Excerpted records ::
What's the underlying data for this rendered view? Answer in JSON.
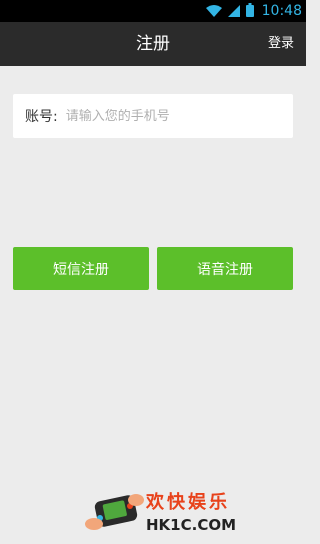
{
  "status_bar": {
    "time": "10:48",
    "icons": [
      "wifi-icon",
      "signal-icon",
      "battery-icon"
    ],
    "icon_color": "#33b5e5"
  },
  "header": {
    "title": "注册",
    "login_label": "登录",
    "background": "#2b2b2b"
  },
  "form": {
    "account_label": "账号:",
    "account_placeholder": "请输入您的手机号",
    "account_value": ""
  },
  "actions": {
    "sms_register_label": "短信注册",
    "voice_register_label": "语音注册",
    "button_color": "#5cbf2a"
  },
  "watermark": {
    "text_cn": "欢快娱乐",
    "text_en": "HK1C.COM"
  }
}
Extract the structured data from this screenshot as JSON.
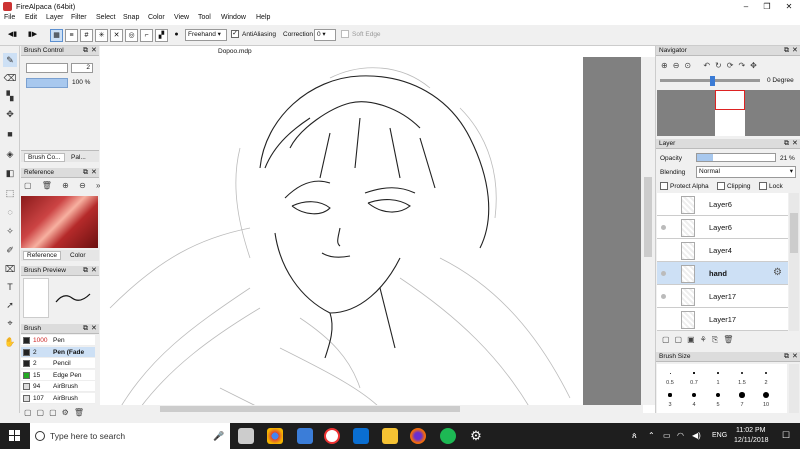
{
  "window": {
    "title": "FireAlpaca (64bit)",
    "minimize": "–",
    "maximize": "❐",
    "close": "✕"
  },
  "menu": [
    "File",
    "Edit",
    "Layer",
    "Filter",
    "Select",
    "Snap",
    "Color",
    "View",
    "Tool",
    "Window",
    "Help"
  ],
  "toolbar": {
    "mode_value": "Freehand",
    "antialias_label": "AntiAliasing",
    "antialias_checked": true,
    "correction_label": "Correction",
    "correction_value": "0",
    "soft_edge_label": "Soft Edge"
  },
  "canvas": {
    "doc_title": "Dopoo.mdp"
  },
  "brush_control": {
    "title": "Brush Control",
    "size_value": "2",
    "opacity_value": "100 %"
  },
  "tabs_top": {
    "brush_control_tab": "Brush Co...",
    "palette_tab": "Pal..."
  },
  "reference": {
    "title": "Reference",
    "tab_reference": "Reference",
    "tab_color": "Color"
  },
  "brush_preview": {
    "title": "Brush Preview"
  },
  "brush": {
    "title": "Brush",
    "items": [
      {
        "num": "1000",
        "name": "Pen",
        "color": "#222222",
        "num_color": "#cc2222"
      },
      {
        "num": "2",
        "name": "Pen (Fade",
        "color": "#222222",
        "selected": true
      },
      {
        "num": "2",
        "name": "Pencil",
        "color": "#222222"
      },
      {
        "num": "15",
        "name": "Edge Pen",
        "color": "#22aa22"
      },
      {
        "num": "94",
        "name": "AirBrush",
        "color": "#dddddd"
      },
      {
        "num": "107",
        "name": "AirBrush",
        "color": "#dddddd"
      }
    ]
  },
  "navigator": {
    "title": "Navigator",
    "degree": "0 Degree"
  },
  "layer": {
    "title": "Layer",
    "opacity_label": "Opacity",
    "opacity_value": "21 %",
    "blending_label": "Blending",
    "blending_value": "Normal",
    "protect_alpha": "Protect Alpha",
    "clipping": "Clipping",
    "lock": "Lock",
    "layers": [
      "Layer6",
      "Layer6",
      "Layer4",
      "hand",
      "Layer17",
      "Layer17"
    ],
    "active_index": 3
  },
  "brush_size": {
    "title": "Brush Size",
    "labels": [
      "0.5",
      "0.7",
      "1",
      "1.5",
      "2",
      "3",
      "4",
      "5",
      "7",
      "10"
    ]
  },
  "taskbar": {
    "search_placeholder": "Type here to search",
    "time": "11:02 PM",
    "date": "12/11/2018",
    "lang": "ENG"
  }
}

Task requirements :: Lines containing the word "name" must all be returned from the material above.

Answer space ::
        "name": "Pen",
        "name": "Pen (Fade",
        "name": "Pencil",
        "name": "Edge Pen",
        "name": "AirBrush",
        "name": "AirBrush",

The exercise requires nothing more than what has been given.